One problem with our overly-partisan politics controlled by the ideological extremes is that it makes compromise difficult if not impossible. It is difficult for zealots of any kind to compromise. This is true of religious zealots, Marxist zealots, National Socialist zealots, and secular humanist zealots. When you know you are right and either God or inevitable historical forces are on your side, it is hard to compromise.
The Meaning of Compromise
The word “compromise comes from a Middle English term connoting a mutual promise to abide by an arbiter’s decision. The Middle English term derives from the Latin compromissum, which means to mutually promise, from com (with) and promittere (to promise). The art of compromise is the art of reaching a middle ground with an adversary and promising to abide for the time being with that proposed solution to the dispute.
The word compromise has at least two different meanings;
- A set of meanings in which something is exposed or made liable to danger, suspicion or disrepute; and
- An accommodation in which each party makes concessions.
The problem with compromise in political discourse is the fact that statesmen and stateswomen must have the ability to discern when a fundamental principle is being compromised in such a way that there will be long term hard to the polity and when the compromise is a pragmatic way of moving a problem towards solution. Ideologues of the left and right, by definition, lack this ability.
Political Zealots and Compromise
Humility is a requirement for compromise. Zealots left and right, religious and secular, are without the ability to compromise because they lack a fundamental requirement of wise public decision-making: the humility to recognize that the best of us are sometimes misguided and mistaken in their moral decisions, and the worst of us are sometimes correct and act with moral common sense. Zealots left and right, religious and secular, lack the sense of their own finitude and moral and intellectual weakness, necessary to effective compromise.
The second defect of zealotry in public decision-making is that it refuses to take small intermediate steps towards the solution to large and complex problems. I have already in a prior post reflected on how a kind of ideological perfectionism caused the Affordable Care Act debacle. The problems with the budget deficit are equally a symptom of the left and right refusing to take small steps to resolve (or at least begin resolving) a national problem. Some years ago, a bi-partisan group recommended a path towards a balance budget. President Obama refused to compromise as did the leaders of the opposite party, with the result that nothing was accomplished. The preference for ideologically pure policy solutions to the detriment of effective action is a barrier to wise compromise.
Democracy and Compromise
At the time Richard John Neuhaus wrote, The Naked Public Square,  the religious right was at the peak of its power. At the very beginning of the chapter, he notes that some religious groups have difficulty with the give and take of democratic politics because of the assumption that they are in possession of a revealed truth that makes compromise equivalent to cooperation with evil or falsehood.  In what I think is one of his best observations, he puts the case for compromise as follows:
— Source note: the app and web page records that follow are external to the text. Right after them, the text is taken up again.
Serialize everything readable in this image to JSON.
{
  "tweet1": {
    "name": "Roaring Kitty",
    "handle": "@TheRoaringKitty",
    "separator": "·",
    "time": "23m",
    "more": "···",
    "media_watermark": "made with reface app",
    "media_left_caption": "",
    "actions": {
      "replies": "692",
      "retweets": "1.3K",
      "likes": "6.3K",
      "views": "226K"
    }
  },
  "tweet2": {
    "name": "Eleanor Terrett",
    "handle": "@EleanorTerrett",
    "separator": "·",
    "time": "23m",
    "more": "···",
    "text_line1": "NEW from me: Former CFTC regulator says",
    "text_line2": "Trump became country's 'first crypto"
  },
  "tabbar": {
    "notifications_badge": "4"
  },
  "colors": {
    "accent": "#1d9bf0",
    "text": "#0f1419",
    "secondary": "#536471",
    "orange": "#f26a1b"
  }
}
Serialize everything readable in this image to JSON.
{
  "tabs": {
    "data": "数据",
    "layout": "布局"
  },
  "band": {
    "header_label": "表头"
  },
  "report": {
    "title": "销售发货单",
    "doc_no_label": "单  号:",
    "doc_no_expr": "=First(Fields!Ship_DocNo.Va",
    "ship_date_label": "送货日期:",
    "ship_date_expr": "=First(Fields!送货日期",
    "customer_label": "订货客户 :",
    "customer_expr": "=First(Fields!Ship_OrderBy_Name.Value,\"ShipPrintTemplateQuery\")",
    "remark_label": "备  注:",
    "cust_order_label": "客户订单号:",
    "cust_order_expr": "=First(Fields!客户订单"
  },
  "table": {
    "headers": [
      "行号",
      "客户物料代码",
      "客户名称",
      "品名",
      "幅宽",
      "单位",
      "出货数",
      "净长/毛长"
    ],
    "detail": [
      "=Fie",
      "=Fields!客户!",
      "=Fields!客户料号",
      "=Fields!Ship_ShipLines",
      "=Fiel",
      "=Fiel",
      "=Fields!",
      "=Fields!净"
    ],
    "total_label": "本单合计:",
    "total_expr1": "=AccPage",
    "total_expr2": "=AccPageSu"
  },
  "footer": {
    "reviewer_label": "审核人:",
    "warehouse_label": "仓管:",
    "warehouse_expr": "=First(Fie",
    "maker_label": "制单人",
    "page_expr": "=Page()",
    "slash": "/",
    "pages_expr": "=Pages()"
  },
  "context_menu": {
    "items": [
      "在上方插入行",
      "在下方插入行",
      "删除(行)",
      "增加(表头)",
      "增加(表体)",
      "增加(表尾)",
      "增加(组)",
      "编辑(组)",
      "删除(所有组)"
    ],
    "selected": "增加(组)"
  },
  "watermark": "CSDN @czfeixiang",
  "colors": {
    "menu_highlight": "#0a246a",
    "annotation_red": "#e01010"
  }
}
People who compromise know in accordance with the democratic process know that they are compromising. That is, they do not tell themselves or others that it does not matter, that there was no principle at stake, that there was not a reasoning that had been stopped short of its logical end. In a similar way, to forgive someone is not the same thing as saying that it did not matter, that there was no offense, if there was no offence, there can be no forgiveness. Compromise and forgiveness arise from the acknowledgement that we are imperfect creatures in an imperfect world, Democracy is the product not of a vision of perfection but of the knowledge of imperfection. 
Neuhaus is absolutely correct in his analysis of the necessity of compromise to a functioning democracy. Compromise is the art of seeking the common good where there is violent disagreement as to what is in the common good and what is the best course of seeking it. The more divergent the policy views of the participants, the more necessary compromise is to a functioning democracy. Hopefully with the passing of the modern world with its “isms” and the preference for large, radical, bureaucratic solutions, the problem of compromise will lessen. But, it will not lessen until and unless the current participants walk away from our currently excessive ideological and combative style of politics.
Complex problems by their very nature have complex and divisive solutions. It is the job of leaders to pick the most viable solution and implement it. One fundamental quality of a leader is the ability to address problems in an organization successfully. By this definition, our political system has been lacking in leadership for a long, long time. Some years ago, I was visiting with a religious leader about a problem that was tearing our organization apart. I was attempting to sell him on taking a small compromising step to keep that problem from damaging our organization. His response was the response of the anti-leader: “Yes, Chris it is probably going to happen, but not until after I retire.” He was correct, but the organization has sustained the loss of thousands of members in the past few years. Unfortunately zealotry triumphed because leaders would not compromise.
Copyright 2020, G. Christopher Scruggs, All Rights Reserved
 Richard John Neuhaus, The Naked Public Square: Religion and Democracy in America (Grand Rapids, MI: William B. Eerdmans, 1984), hereinafter, “The Naked Public Square.” This week’s blog reflects upon Chapter 7, entitled, “The Morality of Compromise”.
 Id, at 114.